▶ [Aim of the exercise] Below are records. Return each one exactly as written.

▶ [Listed records]

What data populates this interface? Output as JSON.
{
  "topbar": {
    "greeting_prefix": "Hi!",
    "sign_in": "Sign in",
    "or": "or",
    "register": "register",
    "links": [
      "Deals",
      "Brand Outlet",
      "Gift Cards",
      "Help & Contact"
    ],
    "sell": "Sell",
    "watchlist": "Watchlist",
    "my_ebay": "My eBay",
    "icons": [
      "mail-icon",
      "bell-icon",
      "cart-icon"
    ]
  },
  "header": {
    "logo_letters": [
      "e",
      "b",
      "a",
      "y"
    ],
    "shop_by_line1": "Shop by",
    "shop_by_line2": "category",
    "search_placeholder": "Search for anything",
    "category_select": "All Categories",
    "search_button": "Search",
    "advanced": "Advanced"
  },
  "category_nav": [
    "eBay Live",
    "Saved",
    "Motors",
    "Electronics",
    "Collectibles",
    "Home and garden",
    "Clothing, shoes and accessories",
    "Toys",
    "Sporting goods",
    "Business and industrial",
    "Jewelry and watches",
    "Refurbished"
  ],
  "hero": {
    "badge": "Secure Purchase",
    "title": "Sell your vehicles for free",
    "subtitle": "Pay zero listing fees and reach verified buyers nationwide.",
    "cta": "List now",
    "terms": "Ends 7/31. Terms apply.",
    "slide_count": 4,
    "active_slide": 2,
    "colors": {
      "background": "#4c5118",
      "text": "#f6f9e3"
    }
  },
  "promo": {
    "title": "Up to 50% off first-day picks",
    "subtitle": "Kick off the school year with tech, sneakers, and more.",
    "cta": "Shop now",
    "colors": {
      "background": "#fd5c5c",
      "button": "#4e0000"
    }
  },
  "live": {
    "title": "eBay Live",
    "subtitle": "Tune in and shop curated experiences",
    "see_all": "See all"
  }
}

▶ [Response area]
What data populates this interface? Output as JSON.
{
  "topbar": {
    "greeting_prefix": "Hi!",
    "sign_in": "Sign in",
    "or": "or",
    "register": "register",
    "links": [
      "Deals",
      "Brand Outlet",
      "Gift Cards",
      "Help & Contact"
    ],
    "sell": "Sell",
    "watchlist": "Watchlist",
    "my_ebay": "My eBay",
    "icons": [
      "mail-icon",
      "bell-icon",
      "cart-icon"
    ]
  },
  "header": {
    "logo_letters": [
      "e",
      "b",
      "a",
      "y"
    ],
    "shop_by_line1": "Shop by",
    "shop_by_line2": "category",
    "search_placeholder": "Search for anything",
    "category_select": "All Categories",
    "search_button": "Search",
    "advanced": "Advanced"
  },
  "category_nav": [
    "eBay Live",
    "Saved",
    "Motors",
    "Electronics",
    "Collectibles",
    "Home and garden",
    "Clothing, shoes and accessories",
    "Toys",
    "Sporting goods",
    "Business and industrial",
    "Jewelry and watches",
    "Refurbished"
  ],
  "hero": {
    "badge": "Secure Purchase",
    "title": "Sell your vehicles for free",
    "subtitle": "Pay zero listing fees and reach verified buyers nationwide.",
    "cta": "List now",
    "terms": "Ends 7/31. Terms apply.",
    "slide_count": 4,
    "active_slide": 2,
    "colors": {
      "background": "#4c5118",
      "text": "#f6f9e3"
    }
  },
  "promo": {
    "title": "Up to 50% off first-day picks",
    "subtitle": "Kick off the school year with tech, sneakers, and more.",
    "cta": "Shop now",
    "colors": {
      "background": "#fd5c5c",
      "button": "#4e0000"
    }
  },
  "live": {
    "title": "eBay Live",
    "subtitle": "Tune in and shop curated experiences",
    "see_all": "See all"
  }
}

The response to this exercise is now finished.